It is part of the task of museums to reflect the society we live in, and LGBTI+ people are a part of that community. Museums can be actors for social change. Through critical communication they can work with potentially difficult topics. They can find different angles from which to ask questions – without providing the answers. Furthermore, they can engage in dialogue and raise public awareness.
Is there a need for a museum dedicated to LGBTI+ history? A place where visitors can get an overview of the important events, a place for special exhibitions? A place where those who convey the history are especially aware of the LGBTI+ issues in society? Or is it enough, perhaps even better, that museums around the country pay attention to the blind spots in their storytelling? That those museums are active in cultivating diversity, that minorities like LGBTI+ people are given a voice? That LGBTI+ topics are given a place in the general narratives of our society, such as permanent exhibitions, special exhibitions, and events? Maybe a combination of a dedicated museum and a place at other museums? There is no doubt that there is enough material for many more exhibitions, more stories to tell, more issues to debate.
Want to know more?
KØN-Gender Museum Denmark
See the museum’s website for information about future exhibitions and events
The National Museum of Denmark
Events related to WorldPride and EuroGames
Date and time: 12th of August at 5pm to 9 pm. Tickets are available from 1st of June at the museum website.
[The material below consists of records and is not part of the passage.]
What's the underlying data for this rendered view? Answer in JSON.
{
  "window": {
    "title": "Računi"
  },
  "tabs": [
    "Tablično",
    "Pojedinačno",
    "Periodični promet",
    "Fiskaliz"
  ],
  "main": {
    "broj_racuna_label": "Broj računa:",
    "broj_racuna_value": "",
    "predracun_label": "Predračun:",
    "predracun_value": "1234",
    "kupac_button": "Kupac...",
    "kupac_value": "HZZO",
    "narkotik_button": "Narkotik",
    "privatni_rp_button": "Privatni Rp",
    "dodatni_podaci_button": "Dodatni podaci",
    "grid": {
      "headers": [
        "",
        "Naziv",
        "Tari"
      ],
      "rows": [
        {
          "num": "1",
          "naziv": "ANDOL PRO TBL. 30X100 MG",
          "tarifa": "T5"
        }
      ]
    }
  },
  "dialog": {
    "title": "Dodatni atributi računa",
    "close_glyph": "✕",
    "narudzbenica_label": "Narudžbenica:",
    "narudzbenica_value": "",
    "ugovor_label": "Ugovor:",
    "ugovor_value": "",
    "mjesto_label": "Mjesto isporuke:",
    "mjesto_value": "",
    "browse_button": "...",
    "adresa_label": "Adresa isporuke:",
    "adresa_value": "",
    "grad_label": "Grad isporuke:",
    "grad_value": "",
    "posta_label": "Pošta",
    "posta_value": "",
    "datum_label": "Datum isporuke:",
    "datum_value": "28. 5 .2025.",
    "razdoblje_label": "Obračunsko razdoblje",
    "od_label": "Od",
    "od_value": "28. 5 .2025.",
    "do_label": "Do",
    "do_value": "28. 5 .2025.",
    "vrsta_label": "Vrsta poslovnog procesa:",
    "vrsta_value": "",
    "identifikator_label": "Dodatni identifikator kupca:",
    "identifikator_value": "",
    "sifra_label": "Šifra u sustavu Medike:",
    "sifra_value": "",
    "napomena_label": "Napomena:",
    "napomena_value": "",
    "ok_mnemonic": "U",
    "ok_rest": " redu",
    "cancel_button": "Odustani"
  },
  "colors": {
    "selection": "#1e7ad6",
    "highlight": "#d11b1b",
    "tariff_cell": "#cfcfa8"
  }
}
Here, you can also find the program as it gets updated: billet.natmus.dk
Exclusive guided tours of the museum’s collections, debates, workshops, and music and much more.
Den Gamle By and the Danish Poster Museum
See the museums’ website and Facebook page for information about future exhibitions and events.